Movie Review: Django Unchained (2012)

At about 3 hours long, Django Unchained is Quentin Tarantino’s latest mental sickness-inspired adventure of a slave named “Django” (Jamie Foxx) who is freed by a German dentist-turned-bounty hunter, “Dr. King Schultz” (Christoph Waltz) who helps Django rescue his enslaved wife from a cruel plantation owner (Leonardo DiCaprio) in Mississippi.

Movie Review: The Cabin in the Woods (2012)

When free spirit “Jules” (Anna “Go Girls” Hutchison) tells her best friend “Dana” (Kristen “Revolutionary Road” Connolly) what a good time they’ll be having at a cabin in the remote woods, you automatically know and are glad that she has no idea at all what awaits her or her friends, and neither does Jules’ jock boyfriend “Curt” (Chris “Thor” Hemsworth). The same is true of their intellectual friend with his notably piercing gaze, “Holden” (Jesse “Grey’s Anatomy” Williams) and their stoner friend “Marty” (Franz “The Village” Kranz) who seems to have a better grasp of reality, despite himself. Takes all kinds.

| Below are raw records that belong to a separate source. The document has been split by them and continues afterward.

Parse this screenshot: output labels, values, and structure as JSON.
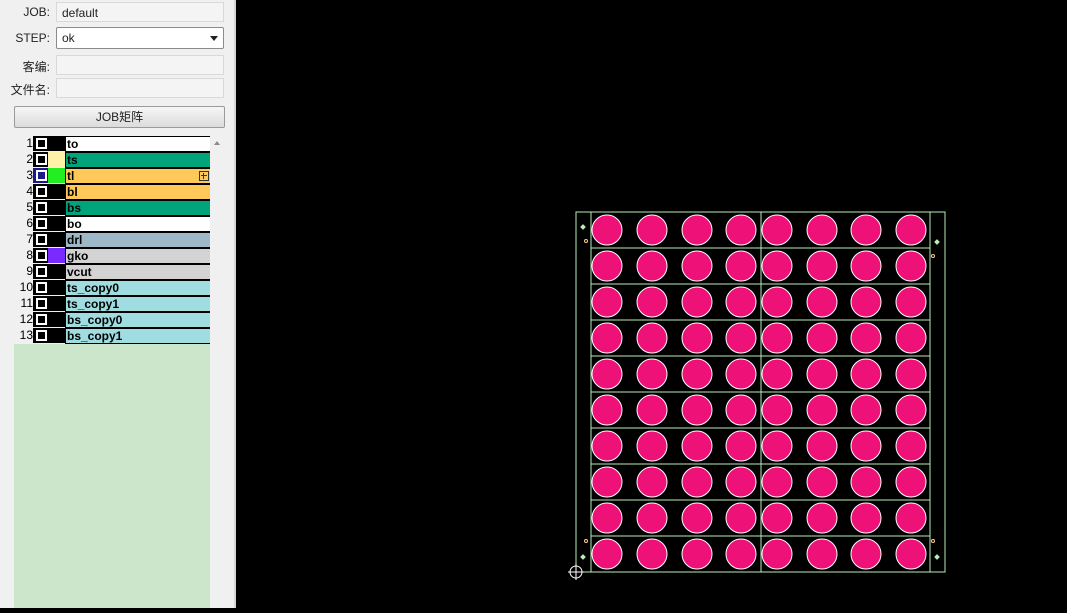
{
  "job": {
    "label": "JOB:",
    "value": "default"
  },
  "step": {
    "label": "STEP:",
    "value": "ok"
  },
  "customer": {
    "label": "客编:",
    "value": ""
  },
  "filename": {
    "label": "文件名:",
    "value": ""
  },
  "matrix_button": "JOB矩阵",
  "layers": [
    {
      "num": "1",
      "name": "to",
      "color": "#ffffff",
      "swatch": "#000000",
      "selected": false
    },
    {
      "num": "2",
      "name": "ts",
      "color": "#00a37a",
      "swatch": "#fff1a8",
      "selected": false
    },
    {
      "num": "3",
      "name": "tl",
      "color": "#ffc95a",
      "swatch": "#22ee22",
      "selected": true,
      "expandable": true
    },
    {
      "num": "4",
      "name": "bl",
      "color": "#ffc95a",
      "swatch": "#000000",
      "selected": false
    },
    {
      "num": "5",
      "name": "bs",
      "color": "#00a37a",
      "swatch": "#000000",
      "selected": false
    },
    {
      "num": "6",
      "name": "bo",
      "color": "#ffffff",
      "swatch": "#000000",
      "selected": false
    },
    {
      "num": "7",
      "name": "drl",
      "color": "#9fb8c8",
      "swatch": "#000000",
      "selected": false
    },
    {
      "num": "8",
      "name": "gko",
      "color": "#d3d3d3",
      "swatch": "#7a2aff",
      "selected": false
    },
    {
      "num": "9",
      "name": "vcut",
      "color": "#d3d3d3",
      "swatch": "#000000",
      "selected": false
    },
    {
      "num": "10",
      "name": "ts_copy0",
      "color": "#9fdde0",
      "swatch": "#000000",
      "selected": false
    },
    {
      "num": "11",
      "name": "ts_copy1",
      "color": "#9fdde0",
      "swatch": "#000000",
      "selected": false
    },
    {
      "num": "12",
      "name": "bs_copy0",
      "color": "#9fdde0",
      "swatch": "#000000",
      "selected": false
    },
    {
      "num": "13",
      "name": "bs_copy1",
      "color": "#9fdde0",
      "swatch": "#000000",
      "selected": false
    }
  ],
  "board": {
    "rows": 10,
    "cols": 8,
    "pad_color": "#ee1177",
    "outline_color": "#b8ecb8"
  }
}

After taking off in the RV up the mountain, they stop for gas and run into a weirdly cryptic and confrontational gas station attendant (Tim De Zarn). When they’re back on the road after a near-fight, it isn’t long before they arrive and forget all about it. Following horror movie suit in letting out their whoas about how cool the place is and how much fun they will have losing t…